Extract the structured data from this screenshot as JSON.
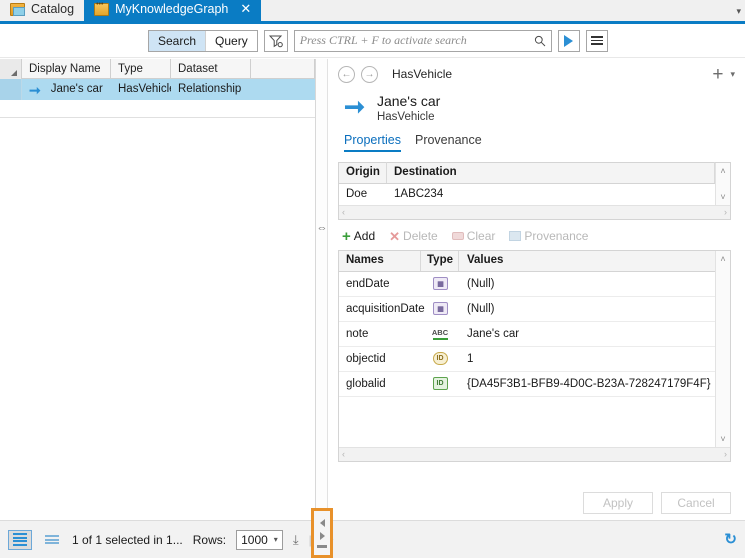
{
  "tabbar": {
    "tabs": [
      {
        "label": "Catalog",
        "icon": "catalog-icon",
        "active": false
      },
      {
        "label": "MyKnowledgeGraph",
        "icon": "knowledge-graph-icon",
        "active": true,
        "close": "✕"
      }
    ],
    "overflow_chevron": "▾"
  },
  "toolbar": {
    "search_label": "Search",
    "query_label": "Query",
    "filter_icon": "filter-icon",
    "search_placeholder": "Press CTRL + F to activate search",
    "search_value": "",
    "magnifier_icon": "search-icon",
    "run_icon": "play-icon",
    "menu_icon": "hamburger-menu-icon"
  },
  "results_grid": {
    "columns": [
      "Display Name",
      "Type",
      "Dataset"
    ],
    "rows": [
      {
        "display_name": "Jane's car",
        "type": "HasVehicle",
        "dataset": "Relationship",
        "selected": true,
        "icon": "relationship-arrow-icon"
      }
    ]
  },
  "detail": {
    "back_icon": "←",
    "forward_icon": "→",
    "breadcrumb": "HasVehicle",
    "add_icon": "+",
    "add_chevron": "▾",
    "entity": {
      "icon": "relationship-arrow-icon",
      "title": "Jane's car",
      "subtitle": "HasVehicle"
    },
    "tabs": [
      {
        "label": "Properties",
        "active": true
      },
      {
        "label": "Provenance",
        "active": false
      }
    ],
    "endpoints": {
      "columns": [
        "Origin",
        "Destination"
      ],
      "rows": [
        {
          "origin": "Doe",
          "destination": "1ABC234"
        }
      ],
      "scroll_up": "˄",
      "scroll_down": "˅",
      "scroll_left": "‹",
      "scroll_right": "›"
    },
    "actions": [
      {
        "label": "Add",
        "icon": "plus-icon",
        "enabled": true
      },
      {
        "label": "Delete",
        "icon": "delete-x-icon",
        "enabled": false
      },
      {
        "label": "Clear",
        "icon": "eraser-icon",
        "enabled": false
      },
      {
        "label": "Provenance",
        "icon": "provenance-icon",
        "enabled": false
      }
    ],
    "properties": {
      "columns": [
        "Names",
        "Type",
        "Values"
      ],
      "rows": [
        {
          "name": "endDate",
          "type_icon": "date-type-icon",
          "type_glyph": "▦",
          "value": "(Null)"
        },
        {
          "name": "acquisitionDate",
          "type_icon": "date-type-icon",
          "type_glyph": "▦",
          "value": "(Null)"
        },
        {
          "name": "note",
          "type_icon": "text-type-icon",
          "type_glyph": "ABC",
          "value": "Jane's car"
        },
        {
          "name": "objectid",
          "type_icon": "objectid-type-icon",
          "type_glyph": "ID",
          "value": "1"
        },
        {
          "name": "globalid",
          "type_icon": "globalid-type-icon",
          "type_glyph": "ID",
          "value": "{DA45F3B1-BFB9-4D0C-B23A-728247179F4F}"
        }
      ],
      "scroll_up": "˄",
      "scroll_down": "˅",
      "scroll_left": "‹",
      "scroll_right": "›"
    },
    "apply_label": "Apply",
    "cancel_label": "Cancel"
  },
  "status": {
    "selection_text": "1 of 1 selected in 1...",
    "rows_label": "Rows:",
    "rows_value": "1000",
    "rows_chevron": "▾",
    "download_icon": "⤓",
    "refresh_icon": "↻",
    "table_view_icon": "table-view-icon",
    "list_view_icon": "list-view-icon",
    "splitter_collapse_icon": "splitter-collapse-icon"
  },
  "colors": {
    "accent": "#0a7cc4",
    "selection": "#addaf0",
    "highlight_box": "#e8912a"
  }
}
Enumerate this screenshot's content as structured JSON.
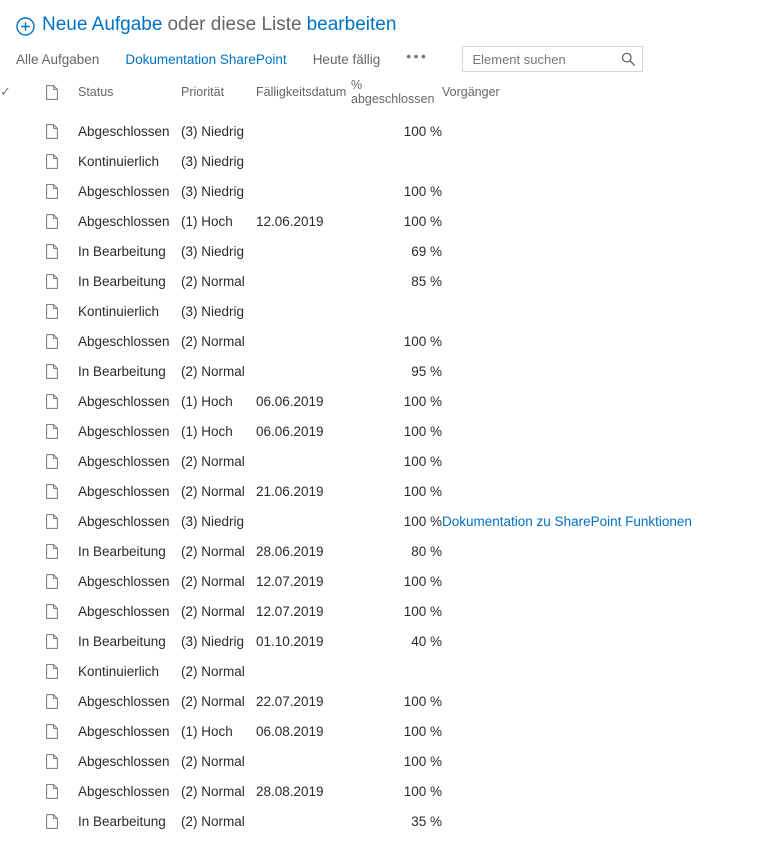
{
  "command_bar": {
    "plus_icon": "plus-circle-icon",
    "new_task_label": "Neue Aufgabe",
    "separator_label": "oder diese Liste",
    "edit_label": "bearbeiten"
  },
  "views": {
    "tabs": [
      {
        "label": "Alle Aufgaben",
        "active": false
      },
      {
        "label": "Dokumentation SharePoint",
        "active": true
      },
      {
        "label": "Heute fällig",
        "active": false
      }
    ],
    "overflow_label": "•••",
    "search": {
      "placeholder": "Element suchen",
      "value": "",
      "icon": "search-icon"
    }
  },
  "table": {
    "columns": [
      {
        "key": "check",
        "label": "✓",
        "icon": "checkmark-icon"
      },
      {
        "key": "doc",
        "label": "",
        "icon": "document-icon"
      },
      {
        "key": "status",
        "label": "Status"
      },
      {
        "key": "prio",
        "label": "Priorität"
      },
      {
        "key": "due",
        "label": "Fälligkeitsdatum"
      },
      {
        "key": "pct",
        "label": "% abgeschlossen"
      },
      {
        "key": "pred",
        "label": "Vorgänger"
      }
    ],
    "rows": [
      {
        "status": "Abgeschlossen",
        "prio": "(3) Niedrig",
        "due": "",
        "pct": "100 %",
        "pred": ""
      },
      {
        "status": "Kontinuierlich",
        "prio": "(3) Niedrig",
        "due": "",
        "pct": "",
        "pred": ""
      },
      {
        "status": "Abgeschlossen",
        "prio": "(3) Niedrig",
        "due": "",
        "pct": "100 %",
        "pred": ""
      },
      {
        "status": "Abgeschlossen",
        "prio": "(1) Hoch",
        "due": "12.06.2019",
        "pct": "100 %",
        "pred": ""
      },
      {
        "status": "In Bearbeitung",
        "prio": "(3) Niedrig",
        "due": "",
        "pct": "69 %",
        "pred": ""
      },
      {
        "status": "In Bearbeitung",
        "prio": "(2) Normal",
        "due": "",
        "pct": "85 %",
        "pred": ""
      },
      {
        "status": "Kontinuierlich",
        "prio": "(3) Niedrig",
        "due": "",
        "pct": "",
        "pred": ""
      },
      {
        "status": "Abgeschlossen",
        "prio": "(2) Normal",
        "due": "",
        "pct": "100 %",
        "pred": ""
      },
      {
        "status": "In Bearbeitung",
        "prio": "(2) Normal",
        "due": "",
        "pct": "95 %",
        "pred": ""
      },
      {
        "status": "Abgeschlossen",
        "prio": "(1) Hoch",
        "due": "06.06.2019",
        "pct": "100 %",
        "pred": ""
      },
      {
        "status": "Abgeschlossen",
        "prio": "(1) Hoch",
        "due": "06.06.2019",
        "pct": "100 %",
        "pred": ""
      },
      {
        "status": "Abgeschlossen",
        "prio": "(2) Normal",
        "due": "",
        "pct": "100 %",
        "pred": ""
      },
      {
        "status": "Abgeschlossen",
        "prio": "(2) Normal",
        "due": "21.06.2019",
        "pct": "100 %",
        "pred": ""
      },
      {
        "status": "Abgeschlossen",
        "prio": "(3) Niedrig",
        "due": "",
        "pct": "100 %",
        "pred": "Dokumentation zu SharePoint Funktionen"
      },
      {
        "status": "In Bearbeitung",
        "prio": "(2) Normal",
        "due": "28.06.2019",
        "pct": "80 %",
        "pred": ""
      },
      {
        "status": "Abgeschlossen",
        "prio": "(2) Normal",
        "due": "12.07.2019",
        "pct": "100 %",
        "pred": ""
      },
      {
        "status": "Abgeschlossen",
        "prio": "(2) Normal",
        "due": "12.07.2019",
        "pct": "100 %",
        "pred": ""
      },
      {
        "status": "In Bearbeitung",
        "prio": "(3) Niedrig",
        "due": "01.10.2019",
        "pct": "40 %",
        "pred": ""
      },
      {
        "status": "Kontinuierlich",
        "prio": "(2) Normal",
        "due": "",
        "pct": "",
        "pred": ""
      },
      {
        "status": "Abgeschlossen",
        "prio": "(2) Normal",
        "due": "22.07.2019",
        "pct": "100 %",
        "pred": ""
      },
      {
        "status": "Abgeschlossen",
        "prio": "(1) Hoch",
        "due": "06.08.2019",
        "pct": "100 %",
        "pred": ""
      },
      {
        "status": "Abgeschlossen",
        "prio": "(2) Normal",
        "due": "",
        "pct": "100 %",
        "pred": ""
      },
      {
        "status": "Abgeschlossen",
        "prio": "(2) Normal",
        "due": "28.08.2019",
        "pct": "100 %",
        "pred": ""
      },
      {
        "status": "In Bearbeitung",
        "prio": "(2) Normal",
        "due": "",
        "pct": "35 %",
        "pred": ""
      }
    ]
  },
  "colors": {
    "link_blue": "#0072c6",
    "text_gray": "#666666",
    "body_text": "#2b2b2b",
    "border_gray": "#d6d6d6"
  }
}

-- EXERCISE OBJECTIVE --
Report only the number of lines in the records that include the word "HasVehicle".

-- EXPECTED OUTPUT --
3